Train your Brain to be Mindful

Mindfulness is a mental state achieved by focusing one’s awareness on the present moment, while calmly acknowledging and accepting one’s feelings, thoughts, and bodily sensations, used as a therapeutic technique. For example, next time you’re enjoying a meal, slow down, pay attention to and savor each bite rather than gulping it down. Meditating is a great example of being mindful and in the moment, paying attention to each breath can be soothing.

Cultivate Gratitude

It is all too easy to focus on the negatives this pandemic has created, but it is more important than ever we turn our minds to gratefulness. Studies show that people can deliberately cultivate gratitude — and there are important social and personal benefits to doing so. Being thankful and acknowledging the positive in your life is a wonderful way to a healthy, positive mindset. For example, when your mind turns toward negativity, be mindful of this act and name some things you are grateful for. Gratitude helps people refocus on what they have instead of what they lack.

Garner Resilience

Resilience is the ability to adapt to or recover readily from adversity and major life changes. When stress, misfortune or trauma strikes, you still experience anger, grief and pain, but you’re able to keep functioning — both physically and psychologically. However, resilience isn’t about putting up with something difficult, being stoic or figuring it out on your own.
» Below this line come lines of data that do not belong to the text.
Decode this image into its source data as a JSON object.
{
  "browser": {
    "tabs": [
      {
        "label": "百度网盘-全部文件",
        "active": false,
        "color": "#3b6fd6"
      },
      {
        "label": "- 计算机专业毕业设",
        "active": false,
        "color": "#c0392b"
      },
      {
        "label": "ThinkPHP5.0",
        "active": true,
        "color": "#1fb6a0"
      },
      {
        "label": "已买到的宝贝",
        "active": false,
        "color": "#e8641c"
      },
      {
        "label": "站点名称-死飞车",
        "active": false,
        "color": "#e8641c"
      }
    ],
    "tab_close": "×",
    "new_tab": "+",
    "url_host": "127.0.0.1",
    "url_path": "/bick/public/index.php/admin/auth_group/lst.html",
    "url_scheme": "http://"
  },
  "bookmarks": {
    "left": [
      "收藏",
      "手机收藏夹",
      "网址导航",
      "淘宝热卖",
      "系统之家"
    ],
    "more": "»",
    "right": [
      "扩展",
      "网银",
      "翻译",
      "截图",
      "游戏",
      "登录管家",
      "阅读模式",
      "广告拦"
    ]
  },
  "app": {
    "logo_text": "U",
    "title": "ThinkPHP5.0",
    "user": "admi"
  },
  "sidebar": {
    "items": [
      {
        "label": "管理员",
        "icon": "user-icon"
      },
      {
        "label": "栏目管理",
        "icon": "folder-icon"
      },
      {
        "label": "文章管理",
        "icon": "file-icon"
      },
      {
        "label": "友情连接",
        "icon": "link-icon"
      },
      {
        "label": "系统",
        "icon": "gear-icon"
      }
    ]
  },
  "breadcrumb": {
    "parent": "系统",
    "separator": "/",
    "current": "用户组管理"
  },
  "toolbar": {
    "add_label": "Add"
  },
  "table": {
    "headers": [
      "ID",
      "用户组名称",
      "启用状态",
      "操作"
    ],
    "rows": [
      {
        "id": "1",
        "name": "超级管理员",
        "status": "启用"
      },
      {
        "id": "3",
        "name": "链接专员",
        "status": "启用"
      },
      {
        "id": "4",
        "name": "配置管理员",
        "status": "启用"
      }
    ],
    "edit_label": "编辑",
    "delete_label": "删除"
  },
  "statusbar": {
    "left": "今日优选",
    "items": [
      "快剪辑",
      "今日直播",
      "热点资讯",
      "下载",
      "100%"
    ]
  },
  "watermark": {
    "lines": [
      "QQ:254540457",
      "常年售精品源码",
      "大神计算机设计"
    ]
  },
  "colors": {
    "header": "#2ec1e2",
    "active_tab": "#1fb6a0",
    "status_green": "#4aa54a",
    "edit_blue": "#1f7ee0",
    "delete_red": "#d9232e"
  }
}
In fact, being able to reach out to others for support is a key part of being resilient.

You will find that practicing the skills of self-care, mindfulness, gratitude, and resilience will definitely help you build inner strength to overcome these very trying times.

If you or a loved one are experiencing a mental health crisis, Smokey Point Behavioral Hospital is here to help and available 24/7. Find out more about our treatment options here. Call us today at 360-651-6400.

Leadership Spotlight: Dr. Ahmed

Although not new to Smokey Point Behavioral Hospital, our Leadership Spotlight focuses on the achievement of our very own attending psychiatrist to the position of Medical Director.

Dr. Ahmed completed his residency at Rutgers University—Newark, NJ, is board-certified with the American Board of Psychiatry and Neurology, Inc., and is a member of the American Society of Addiction Medicine – ASAM. He is fellowship trained in Transcranial Magnetic Stimulation (TMS) from Duke University Hospital and Electroconvulsive Therapy (ECT) from UPMC Western Psychiatric Hospital.

In his spare time, Dr. Ahmed enjoys baseball, playing tennis, and spending time with his family.

Congratulations Dr. Ahmed!